■ **Activity**
Below is a set of records. Repeat all of them exactly.

■ **Records for processing**
↓↓↓

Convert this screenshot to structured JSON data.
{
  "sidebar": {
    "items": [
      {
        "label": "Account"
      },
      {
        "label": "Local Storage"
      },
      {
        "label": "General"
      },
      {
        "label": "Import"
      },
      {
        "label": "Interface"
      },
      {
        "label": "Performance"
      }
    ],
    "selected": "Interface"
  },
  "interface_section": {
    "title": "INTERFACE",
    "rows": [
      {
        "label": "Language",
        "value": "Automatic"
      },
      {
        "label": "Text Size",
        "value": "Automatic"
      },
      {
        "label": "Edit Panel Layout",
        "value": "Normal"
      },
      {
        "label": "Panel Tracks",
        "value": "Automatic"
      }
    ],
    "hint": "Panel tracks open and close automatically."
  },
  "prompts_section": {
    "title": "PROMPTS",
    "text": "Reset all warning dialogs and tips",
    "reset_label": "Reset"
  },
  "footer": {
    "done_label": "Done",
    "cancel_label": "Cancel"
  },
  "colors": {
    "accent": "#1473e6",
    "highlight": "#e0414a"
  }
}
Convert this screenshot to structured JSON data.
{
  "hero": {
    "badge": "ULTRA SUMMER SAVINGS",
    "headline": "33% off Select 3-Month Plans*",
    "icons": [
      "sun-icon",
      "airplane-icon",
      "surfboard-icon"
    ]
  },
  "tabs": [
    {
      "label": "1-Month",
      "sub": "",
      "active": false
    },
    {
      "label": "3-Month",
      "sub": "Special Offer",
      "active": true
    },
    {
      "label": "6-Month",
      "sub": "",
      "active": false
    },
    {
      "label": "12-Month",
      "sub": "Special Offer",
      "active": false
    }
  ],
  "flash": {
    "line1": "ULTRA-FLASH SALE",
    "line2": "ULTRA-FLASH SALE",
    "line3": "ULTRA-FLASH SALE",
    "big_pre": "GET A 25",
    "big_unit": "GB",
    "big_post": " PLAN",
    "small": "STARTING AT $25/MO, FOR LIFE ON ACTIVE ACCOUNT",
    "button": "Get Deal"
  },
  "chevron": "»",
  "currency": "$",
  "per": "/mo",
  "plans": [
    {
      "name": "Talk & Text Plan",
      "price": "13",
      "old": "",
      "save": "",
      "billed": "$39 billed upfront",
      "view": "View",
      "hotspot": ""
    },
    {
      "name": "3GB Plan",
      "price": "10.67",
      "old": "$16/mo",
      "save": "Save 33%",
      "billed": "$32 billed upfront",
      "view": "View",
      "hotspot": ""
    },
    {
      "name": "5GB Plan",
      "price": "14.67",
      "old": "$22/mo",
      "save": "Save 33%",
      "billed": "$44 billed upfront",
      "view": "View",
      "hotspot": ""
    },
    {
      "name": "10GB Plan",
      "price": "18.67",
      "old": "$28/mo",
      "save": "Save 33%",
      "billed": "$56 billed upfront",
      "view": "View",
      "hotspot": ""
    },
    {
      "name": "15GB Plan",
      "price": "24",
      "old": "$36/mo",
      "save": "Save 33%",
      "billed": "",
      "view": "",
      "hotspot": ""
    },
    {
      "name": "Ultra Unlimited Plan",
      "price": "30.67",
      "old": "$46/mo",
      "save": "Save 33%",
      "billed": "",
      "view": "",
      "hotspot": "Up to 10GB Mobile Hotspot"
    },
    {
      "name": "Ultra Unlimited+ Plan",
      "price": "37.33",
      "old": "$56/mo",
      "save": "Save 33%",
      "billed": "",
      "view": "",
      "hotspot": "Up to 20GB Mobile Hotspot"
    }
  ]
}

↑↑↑

■ **Response**
Convert this screenshot to structured JSON data.
{
  "sidebar": {
    "items": [
      {
        "label": "Account"
      },
      {
        "label": "Local Storage"
      },
      {
        "label": "General"
      },
      {
        "label": "Import"
      },
      {
        "label": "Interface"
      },
      {
        "label": "Performance"
      }
    ],
    "selected": "Interface"
  },
  "interface_section": {
    "title": "INTERFACE",
    "rows": [
      {
        "label": "Language",
        "value": "Automatic"
      },
      {
        "label": "Text Size",
        "value": "Automatic"
      },
      {
        "label": "Edit Panel Layout",
        "value": "Normal"
      },
      {
        "label": "Panel Tracks",
        "value": "Automatic"
      }
    ],
    "hint": "Panel tracks open and close automatically."
  },
  "prompts_section": {
    "title": "PROMPTS",
    "text": "Reset all warning dialogs and tips",
    "reset_label": "Reset"
  },
  "footer": {
    "done_label": "Done",
    "cancel_label": "Cancel"
  },
  "colors": {
    "accent": "#1473e6",
    "highlight": "#e0414a"
  }
}
Convert this screenshot to structured JSON data.
{
  "hero": {
    "badge": "ULTRA SUMMER SAVINGS",
    "headline": "33% off Select 3-Month Plans*",
    "icons": [
      "sun-icon",
      "airplane-icon",
      "surfboard-icon"
    ]
  },
  "tabs": [
    {
      "label": "1-Month",
      "sub": "",
      "active": false
    },
    {
      "label": "3-Month",
      "sub": "Special Offer",
      "active": true
    },
    {
      "label": "6-Month",
      "sub": "",
      "active": false
    },
    {
      "label": "12-Month",
      "sub": "Special Offer",
      "active": false
    }
  ],
  "flash": {
    "line1": "ULTRA-FLASH SALE",
    "line2": "ULTRA-FLASH SALE",
    "line3": "ULTRA-FLASH SALE",
    "big_pre": "GET A 25",
    "big_unit": "GB",
    "big_post": " PLAN",
    "small": "STARTING AT $25/MO, FOR LIFE ON ACTIVE ACCOUNT",
    "button": "Get Deal"
  },
  "chevron": "»",
  "currency": "$",
  "per": "/mo",
  "plans": [
    {
      "name": "Talk & Text Plan",
      "price": "13",
      "old": "",
      "save": "",
      "billed": "$39 billed upfront",
      "view": "View",
      "hotspot": ""
    },
    {
      "name": "3GB Plan",
      "price": "10.67",
      "old": "$16/mo",
      "save": "Save 33%",
      "billed": "$32 billed upfront",
      "view": "View",
      "hotspot": ""
    },
    {
      "name": "5GB Plan",
      "price": "14.67",
      "old": "$22/mo",
      "save": "Save 33%",
      "billed": "$44 billed upfront",
      "view": "View",
      "hotspot": ""
    },
    {
      "name": "10GB Plan",
      "price": "18.67",
      "old": "$28/mo",
      "save": "Save 33%",
      "billed": "$56 billed upfront",
      "view": "View",
      "hotspot": ""
    },
    {
      "name": "15GB Plan",
      "price": "24",
      "old": "$36/mo",
      "save": "Save 33%",
      "billed": "",
      "view": "",
      "hotspot": ""
    },
    {
      "name": "Ultra Unlimited Plan",
      "price": "30.67",
      "old": "$46/mo",
      "save": "Save 33%",
      "billed": "",
      "view": "",
      "hotspot": "Up to 10GB Mobile Hotspot"
    },
    {
      "name": "Ultra Unlimited+ Plan",
      "price": "37.33",
      "old": "$56/mo",
      "save": "Save 33%",
      "billed": "",
      "view": "",
      "hotspot": "Up to 20GB Mobile Hotspot"
    }
  ]
}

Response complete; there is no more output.